“The Jeselnik Offensive is different from other shows in that it shamelessly just wants everyone to score with jokes,” Maron told The Comic’s Comic. “There is no real attempt to have a conversation or even a pretend conversation. It is a show about jokes. Jokes that are specific to the point of view of the show and not necessarily the point of view of the person telling them. As a comic you have to write to the point of view of the show in a way you can handle and in your voice if possible; if not, doesn’t matter. It’s about the joke. I was fortunate to be on with Tom Lennon and we got a good dynamic going and Anthony just grounded it and moved it all along. It’s a fun show to do. Especially if you’re not that kind of joke-teller. It gives you a nice opportunity to be wrong funny.”
Dave Attell, who appeared with Joan Rivers earlier this season, told The Comic’s Comic: “Dreams come true on that show. I got to work with Joan Rivers, and I got to make fun of Anthony.”

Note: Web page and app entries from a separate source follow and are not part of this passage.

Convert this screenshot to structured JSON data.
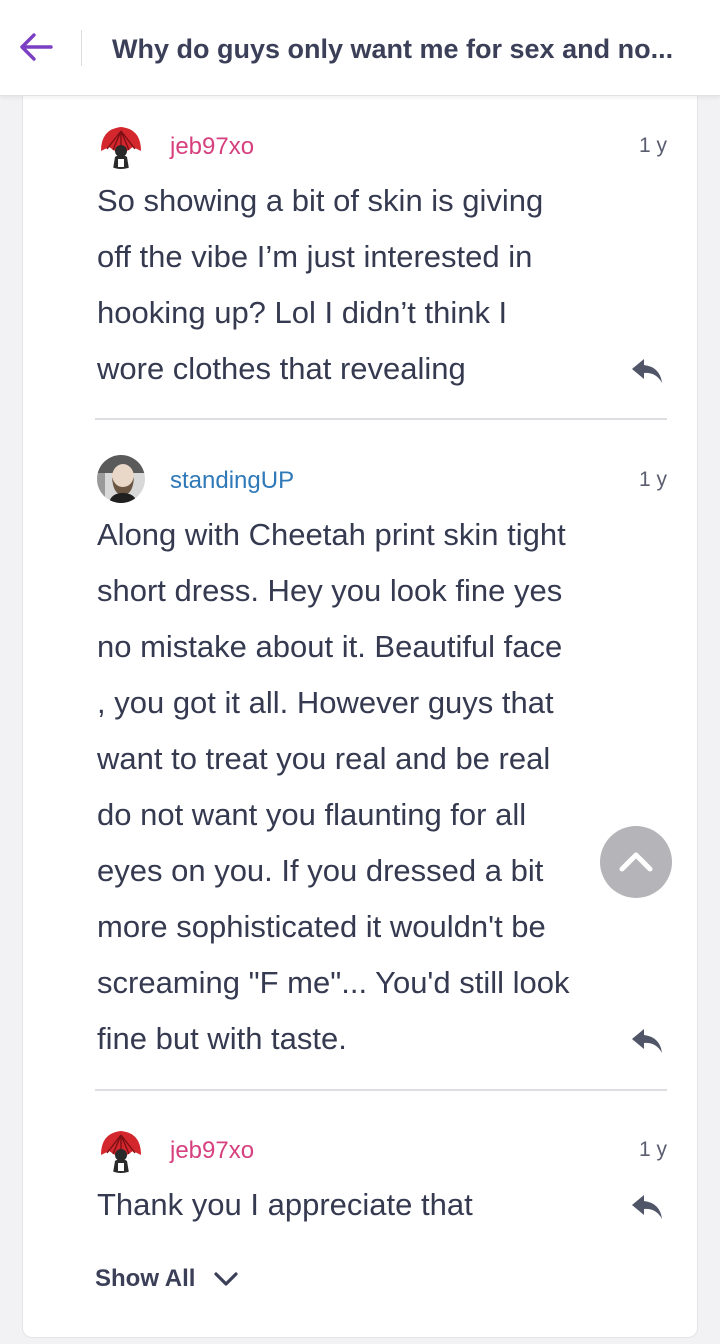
{
  "header": {
    "title": "Why do guys only want me for sex and no...",
    "accent_color": "#7b3fc4"
  },
  "comments": [
    {
      "username": "jeb97xo",
      "username_color": "#d6407e",
      "avatar_icon": "red-fan-avatar-icon",
      "time": "1 y",
      "lines": [
        "So showing a bit of skin is giving",
        "off the vibe I’m just interested in",
        "hooking up? Lol I didn’t think I",
        "wore clothes that revealing"
      ]
    },
    {
      "username": "standingUP",
      "username_color": "#2f79b8",
      "avatar_icon": "bearded-man-photo-avatar-icon",
      "time": "1 y",
      "lines": [
        "Along with Cheetah print skin tight",
        "short dress. Hey you look fine yes",
        "no mistake about it. Beautiful face",
        ", you got it all. However guys that",
        "want to treat you real and be real",
        "do not want you flaunting for all",
        "eyes on you. If you dressed a bit",
        "more sophisticated it wouldn't be",
        "screaming \"F me\"... You'd still look",
        "fine but with taste."
      ]
    },
    {
      "username": "jeb97xo",
      "username_color": "#d6407e",
      "avatar_icon": "red-fan-avatar-icon",
      "time": "1 y",
      "lines": [
        "Thank you I appreciate that"
      ]
    }
  ],
  "footer": {
    "show_all_label": "Show All"
  }
}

Segment producer Bart Coleman said with the exception of Rivers with Attell, “all of our guests were friends with prior collaboration history,” and that “pairing Nick Kroll with college buddy John Mulaney was a no-brainer, as you’ll see in our season finale.”

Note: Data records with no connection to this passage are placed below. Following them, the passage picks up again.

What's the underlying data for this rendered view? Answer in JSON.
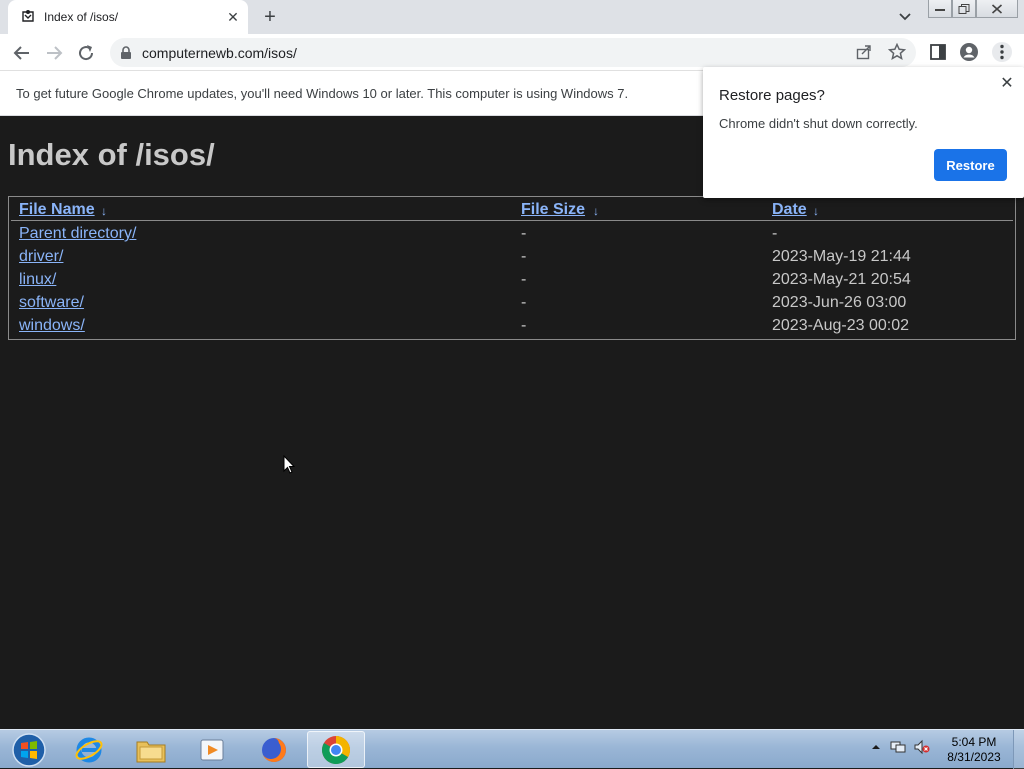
{
  "browser": {
    "tab_title": "Index of /isos/",
    "url": "computernewb.com/isos/"
  },
  "infobar": {
    "message": "To get future Google Chrome updates, you'll need Windows 10 or later. This computer is using Windows 7."
  },
  "page": {
    "heading": "Index of /isos/",
    "columns": {
      "name": "File Name",
      "size": "File Size",
      "date": "Date",
      "sort_icon": "↓"
    },
    "rows": [
      {
        "name": "Parent directory/",
        "size": "-",
        "date": "-"
      },
      {
        "name": "driver/",
        "size": "-",
        "date": "2023-May-19 21:44"
      },
      {
        "name": "linux/",
        "size": "-",
        "date": "2023-May-21 20:54"
      },
      {
        "name": "software/",
        "size": "-",
        "date": "2023-Jun-26 03:00"
      },
      {
        "name": "windows/",
        "size": "-",
        "date": "2023-Aug-23 00:02"
      }
    ]
  },
  "popup": {
    "title": "Restore pages?",
    "text": "Chrome didn't shut down correctly.",
    "button": "Restore"
  },
  "taskbar": {
    "apps": [
      "start-orb",
      "internet-explorer",
      "file-explorer",
      "media-player",
      "firefox",
      "chrome"
    ],
    "active_app": "chrome",
    "clock_time": "5:04 PM",
    "clock_date": "8/31/2023"
  },
  "colors": {
    "page_bg": "#1b1b1b",
    "link": "#8ab4f8",
    "text": "#c8c8c8",
    "accent": "#1a73e8"
  }
}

“Panel guest selection is the most important part of my job as segment producer,” Coleman told The Comic’s Comic. “During pre-production, I sit with Anthony and our executive producer Krysia Plonka to create a wish list. From there, we pair up names based on which comics are actually friends off-camera with known chemistry. Then it’s all about scheduling, which is often the hardest part, as everyone is busy working on various projects or touring.”
Why only two guests at a time? Coleman said it’s a better fit for a show that’s only 22 minutes long. “This way each guest gets optimal time to get their jokes out and keep it conversational with Anthony,” he said.
So you’ve seen Casey Wilson and Adam Pally, who co-starred together on ABC’s Happy Endings, bantering about the trial of George Zimmerman.
Murder also was the case they gave Comedy Cellar regulars Amy Schumer and Jim Norton, here talking about accused murderer and now former tight end for the New England Patriots, Aaron Hernandez.
A regular segment that’s always sure to provoke some great back-and-forth between the guests and Jeselnik is “Defending Your Tweet,” in which the guests’ past jokes on Twitter are thrown back into their faces. Here were Kumail Nanjiani and David Koechner.
And from the first-season finale this spring, here again is Nanjiani, this time with Reggie Watts, in a set of clearly unscripted moments:
“You can tell by watching the show, Anthony has a lot of fun with panel and he’s great at sharing the spotlight,” Coleman said. “I’m already scheming pairing ideas for season 3. We’d love to hear suggestions from your readers.”
So readers, who’d you like to see pair up for some deliciously devious times on the as-yet unscheduled third season of The Jeselnik Offensive?
The second-season finale of The Jeselnik Offensive airs tonight at 10:30 p.m. Eastern/Pacific on Comedy Central.